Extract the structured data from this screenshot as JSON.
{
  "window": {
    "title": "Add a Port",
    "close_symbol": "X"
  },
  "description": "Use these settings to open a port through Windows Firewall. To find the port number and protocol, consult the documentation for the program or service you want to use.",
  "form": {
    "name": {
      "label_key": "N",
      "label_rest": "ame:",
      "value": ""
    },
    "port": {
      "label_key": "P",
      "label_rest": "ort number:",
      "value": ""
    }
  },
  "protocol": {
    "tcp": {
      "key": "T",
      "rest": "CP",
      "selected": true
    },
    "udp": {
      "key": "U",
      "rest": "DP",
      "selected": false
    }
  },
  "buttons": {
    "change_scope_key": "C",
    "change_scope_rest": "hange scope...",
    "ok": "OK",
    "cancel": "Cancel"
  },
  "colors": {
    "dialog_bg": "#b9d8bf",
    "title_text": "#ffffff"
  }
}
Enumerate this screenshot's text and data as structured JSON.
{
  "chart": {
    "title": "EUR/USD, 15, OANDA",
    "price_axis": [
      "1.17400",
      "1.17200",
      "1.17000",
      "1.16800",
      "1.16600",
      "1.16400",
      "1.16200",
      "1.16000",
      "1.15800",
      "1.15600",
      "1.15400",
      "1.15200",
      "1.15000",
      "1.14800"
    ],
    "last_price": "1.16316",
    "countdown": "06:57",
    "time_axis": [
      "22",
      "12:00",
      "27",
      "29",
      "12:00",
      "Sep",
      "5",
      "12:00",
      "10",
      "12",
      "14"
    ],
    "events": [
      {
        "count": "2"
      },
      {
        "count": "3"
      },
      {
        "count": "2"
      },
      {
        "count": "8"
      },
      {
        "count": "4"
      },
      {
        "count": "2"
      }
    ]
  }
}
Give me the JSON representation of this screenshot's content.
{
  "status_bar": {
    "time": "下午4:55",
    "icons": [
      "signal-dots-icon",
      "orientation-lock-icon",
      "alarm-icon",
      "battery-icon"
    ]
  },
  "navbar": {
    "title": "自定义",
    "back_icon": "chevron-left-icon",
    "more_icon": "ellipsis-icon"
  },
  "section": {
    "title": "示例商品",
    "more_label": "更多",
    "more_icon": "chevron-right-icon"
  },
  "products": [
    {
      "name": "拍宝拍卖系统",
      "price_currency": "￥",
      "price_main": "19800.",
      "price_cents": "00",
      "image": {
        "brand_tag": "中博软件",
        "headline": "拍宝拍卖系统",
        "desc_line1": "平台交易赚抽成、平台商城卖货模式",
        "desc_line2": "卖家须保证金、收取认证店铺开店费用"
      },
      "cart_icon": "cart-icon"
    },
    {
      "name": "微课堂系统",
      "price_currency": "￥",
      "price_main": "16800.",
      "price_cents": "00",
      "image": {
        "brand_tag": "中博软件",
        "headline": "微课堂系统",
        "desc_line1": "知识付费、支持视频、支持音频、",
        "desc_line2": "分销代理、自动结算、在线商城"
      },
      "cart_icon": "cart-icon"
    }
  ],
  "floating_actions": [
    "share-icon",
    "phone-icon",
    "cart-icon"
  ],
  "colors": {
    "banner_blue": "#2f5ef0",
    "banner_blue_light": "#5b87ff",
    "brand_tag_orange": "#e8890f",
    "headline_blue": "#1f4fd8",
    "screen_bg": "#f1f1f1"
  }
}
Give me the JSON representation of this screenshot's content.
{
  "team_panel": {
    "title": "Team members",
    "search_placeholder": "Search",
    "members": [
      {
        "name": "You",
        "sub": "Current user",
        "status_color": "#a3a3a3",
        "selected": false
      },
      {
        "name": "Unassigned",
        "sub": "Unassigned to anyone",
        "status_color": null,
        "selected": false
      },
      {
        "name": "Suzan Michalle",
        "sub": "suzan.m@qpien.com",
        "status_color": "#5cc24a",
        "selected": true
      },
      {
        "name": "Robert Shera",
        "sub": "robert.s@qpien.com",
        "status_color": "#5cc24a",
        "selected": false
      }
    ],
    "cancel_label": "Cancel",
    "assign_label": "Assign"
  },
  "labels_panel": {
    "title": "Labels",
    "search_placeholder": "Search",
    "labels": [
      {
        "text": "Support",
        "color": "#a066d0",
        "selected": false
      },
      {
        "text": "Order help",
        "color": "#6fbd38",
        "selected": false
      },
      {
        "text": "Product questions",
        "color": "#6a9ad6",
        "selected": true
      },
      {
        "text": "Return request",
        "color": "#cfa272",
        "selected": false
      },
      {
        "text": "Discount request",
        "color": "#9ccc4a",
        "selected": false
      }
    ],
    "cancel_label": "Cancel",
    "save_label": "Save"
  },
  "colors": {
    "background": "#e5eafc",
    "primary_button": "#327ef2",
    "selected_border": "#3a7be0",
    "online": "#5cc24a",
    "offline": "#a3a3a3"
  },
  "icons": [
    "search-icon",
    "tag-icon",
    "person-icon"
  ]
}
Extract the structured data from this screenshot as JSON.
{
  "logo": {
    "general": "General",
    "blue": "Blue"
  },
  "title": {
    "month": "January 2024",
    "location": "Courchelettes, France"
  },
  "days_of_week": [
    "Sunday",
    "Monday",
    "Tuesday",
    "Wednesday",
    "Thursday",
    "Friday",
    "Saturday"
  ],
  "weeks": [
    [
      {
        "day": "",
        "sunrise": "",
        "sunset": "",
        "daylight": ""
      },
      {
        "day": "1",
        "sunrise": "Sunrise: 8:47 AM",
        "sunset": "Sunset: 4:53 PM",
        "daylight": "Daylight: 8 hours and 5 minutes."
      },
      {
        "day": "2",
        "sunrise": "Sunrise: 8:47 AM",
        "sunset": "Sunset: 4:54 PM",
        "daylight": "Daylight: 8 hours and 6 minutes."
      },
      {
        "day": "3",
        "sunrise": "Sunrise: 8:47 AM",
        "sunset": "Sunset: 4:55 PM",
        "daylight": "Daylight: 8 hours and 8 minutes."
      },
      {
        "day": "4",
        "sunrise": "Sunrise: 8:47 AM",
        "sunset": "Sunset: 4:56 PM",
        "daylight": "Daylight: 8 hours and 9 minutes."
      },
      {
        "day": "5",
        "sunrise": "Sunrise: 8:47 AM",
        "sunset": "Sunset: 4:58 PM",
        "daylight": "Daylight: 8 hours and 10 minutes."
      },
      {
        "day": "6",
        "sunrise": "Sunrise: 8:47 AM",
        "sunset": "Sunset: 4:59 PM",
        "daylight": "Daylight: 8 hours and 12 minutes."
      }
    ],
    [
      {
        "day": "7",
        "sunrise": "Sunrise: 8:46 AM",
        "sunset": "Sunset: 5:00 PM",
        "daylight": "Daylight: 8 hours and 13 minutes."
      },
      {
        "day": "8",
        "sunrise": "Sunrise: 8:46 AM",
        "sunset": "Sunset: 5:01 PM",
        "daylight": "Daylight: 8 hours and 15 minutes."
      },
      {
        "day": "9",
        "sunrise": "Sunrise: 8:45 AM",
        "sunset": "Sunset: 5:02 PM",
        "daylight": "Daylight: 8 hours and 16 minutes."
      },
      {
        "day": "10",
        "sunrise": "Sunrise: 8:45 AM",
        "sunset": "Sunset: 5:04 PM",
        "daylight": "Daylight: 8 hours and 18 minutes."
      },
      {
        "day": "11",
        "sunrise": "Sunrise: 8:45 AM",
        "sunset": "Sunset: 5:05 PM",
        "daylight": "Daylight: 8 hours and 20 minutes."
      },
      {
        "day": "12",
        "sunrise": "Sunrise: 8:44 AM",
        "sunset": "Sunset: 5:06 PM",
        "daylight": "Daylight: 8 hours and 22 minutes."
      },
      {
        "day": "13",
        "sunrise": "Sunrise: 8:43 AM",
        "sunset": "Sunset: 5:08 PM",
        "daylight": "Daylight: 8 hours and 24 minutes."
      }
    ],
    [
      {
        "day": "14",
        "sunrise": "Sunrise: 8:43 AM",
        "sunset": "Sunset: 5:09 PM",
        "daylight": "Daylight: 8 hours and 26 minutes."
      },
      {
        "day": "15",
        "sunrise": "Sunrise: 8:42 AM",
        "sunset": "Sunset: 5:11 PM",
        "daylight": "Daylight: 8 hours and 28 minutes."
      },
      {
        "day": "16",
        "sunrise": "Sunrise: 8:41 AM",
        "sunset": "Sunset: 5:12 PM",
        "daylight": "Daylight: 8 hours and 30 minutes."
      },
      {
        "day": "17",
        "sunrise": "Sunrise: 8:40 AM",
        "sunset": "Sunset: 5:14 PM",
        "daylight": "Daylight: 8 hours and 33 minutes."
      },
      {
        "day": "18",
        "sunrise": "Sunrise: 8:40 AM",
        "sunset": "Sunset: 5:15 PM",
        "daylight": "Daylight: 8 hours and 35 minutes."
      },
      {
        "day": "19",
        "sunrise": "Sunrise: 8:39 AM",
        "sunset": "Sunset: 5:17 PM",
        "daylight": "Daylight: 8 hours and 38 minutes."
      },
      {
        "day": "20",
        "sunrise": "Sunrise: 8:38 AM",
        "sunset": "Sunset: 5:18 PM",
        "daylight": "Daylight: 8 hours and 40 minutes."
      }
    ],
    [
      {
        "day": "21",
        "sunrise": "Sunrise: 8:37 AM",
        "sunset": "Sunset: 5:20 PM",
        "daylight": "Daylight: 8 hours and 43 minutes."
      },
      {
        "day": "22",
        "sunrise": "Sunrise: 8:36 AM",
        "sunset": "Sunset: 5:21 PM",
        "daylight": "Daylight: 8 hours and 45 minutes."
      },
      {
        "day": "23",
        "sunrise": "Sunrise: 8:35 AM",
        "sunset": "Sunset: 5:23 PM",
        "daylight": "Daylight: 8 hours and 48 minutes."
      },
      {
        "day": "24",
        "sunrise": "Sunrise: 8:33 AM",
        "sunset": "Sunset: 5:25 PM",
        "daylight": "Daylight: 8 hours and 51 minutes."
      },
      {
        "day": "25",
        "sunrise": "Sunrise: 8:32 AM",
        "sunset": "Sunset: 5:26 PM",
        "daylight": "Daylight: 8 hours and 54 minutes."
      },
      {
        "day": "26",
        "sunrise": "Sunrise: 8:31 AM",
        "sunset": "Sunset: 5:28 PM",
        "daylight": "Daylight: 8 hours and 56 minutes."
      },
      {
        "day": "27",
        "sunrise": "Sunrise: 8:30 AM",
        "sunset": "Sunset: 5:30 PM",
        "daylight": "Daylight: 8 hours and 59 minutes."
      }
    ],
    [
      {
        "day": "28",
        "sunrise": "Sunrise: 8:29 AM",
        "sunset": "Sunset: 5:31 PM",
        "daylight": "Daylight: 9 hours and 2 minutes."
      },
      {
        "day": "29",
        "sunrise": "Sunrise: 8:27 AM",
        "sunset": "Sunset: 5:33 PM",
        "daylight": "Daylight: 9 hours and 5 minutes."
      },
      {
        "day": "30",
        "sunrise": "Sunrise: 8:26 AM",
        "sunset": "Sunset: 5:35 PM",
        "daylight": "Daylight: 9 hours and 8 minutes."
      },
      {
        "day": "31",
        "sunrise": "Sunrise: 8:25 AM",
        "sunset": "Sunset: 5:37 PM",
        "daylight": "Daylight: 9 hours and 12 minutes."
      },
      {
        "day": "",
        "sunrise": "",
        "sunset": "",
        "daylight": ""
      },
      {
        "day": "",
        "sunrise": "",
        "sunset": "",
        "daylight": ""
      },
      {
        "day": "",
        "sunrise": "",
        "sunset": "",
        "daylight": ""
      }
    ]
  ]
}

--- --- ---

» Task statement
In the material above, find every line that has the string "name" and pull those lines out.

» Task solution
    "name": {
      "name": "拍宝拍卖系统",
      "name": "微课堂系统",
        "name": "You",
        "name": "Unassigned",
        "name": "Suzan Michalle",
        "name": "Robert Shera",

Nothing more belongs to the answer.